Some of the other ideas about Halley's Comet publicized in 1910 were fully as odd as the Koreshans' talk of "the breaking in of zones of cruosic energy generated at the colure". Jean B.Marchand refused to accept that the comet which appeared that spring was Halley's Comet -- the real one, he maintained, would not arrive until September. Edwin F.Nulty argued that comets' tails consisted of sunlight focused and concentrated by the head, which acted as a lens and that consequently, a path of fiery destruction would be traced across Earth wherever the focal point went as the comet passed between Earth and Sun.

The comet provided a final impetus for some people to go mad and for others to commit suicide. A sheep rancher in California tried to crucify himself and was badly injured. A Hungarian landowner named Adam Toma did commit suicide, saying he preferred death by his own hand "to being kiled by a star." But the story that a cult in Oklahoma was stopped just short of sacrificing a virgin to the comet was apparently made up and appeared only in some Eastern U.S. newspapers.

... One of the most famous items of 1910 Halley lore was the sale of "comet pills" guaranteed to protect people from the deadly effects of the tail's gases. Much has been said about this racket, but where was it actually practiced? Barnard in 1914 mentioned that such pills had been manufactured and sold among blacks in the south. The pills were reputed to come from Haiti. But the idea must have been picked up by other swindlers.

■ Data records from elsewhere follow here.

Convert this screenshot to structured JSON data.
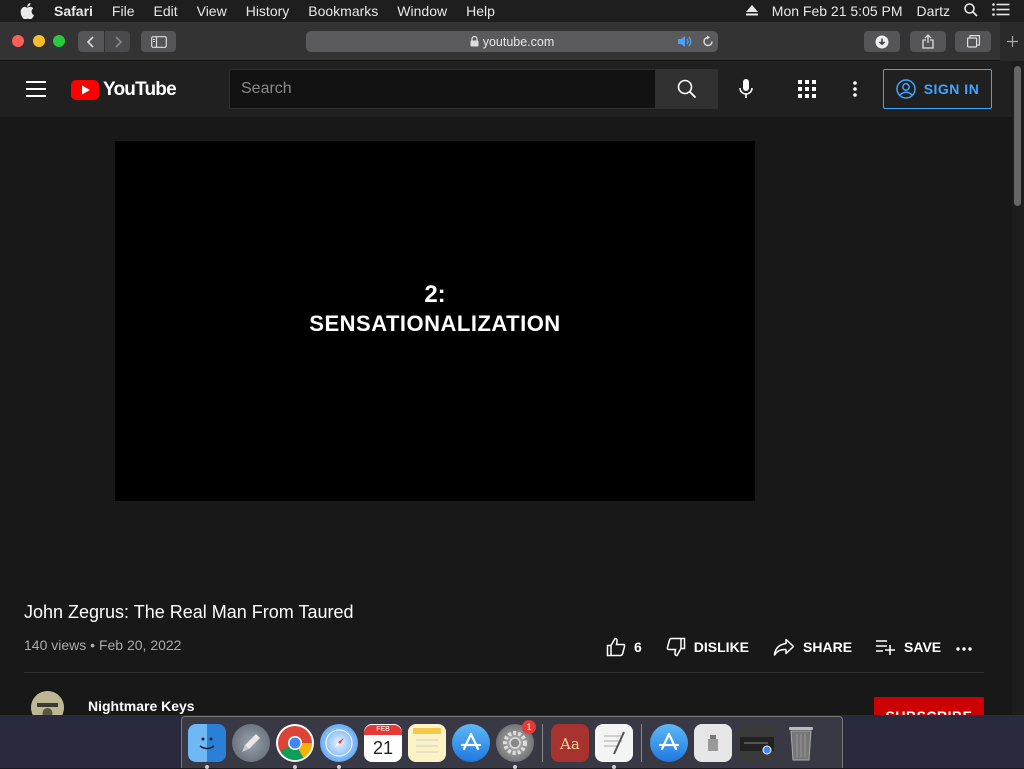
{
  "menubar": {
    "app_name": "Safari",
    "items": [
      "File",
      "Edit",
      "View",
      "History",
      "Bookmarks",
      "Window",
      "Help"
    ],
    "datetime": "Mon Feb 21  5:05 PM",
    "user": "Dartz"
  },
  "browser": {
    "url": "youtube.com"
  },
  "youtube": {
    "logo_text": "YouTube",
    "search_placeholder": "Search",
    "sign_in_label": "SIGN IN",
    "video_frame": {
      "number": "2:",
      "title": "SENSATIONALIZATION"
    },
    "video_title": "John Zegrus: The Real Man From Taured",
    "views": "140 views",
    "separator": "•",
    "date": "Feb 20, 2022",
    "likes": "6",
    "dislike_label": "DISLIKE",
    "share_label": "SHARE",
    "save_label": "SAVE",
    "channel_name": "Nightmare Keys",
    "subscribe_label": "SUBSCRIBE"
  },
  "dock": {
    "calendar_month": "FEB",
    "calendar_day": "21",
    "system_prefs_badge": "1"
  },
  "colors": {
    "youtube_red": "#ff0000",
    "link_blue": "#3ea6ff",
    "subscribe_red": "#cc0000"
  }
}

Ruth Freitag mentions one seller of comet pills who was arrested in Texas but, because no one seemed to care about his misdeeds, was let go. In Chicago, people without comet pills or gas masks stopped up the cracks around their doors and windows with rags and newspapers while the Earth was supposed to be passing through the comet's tail.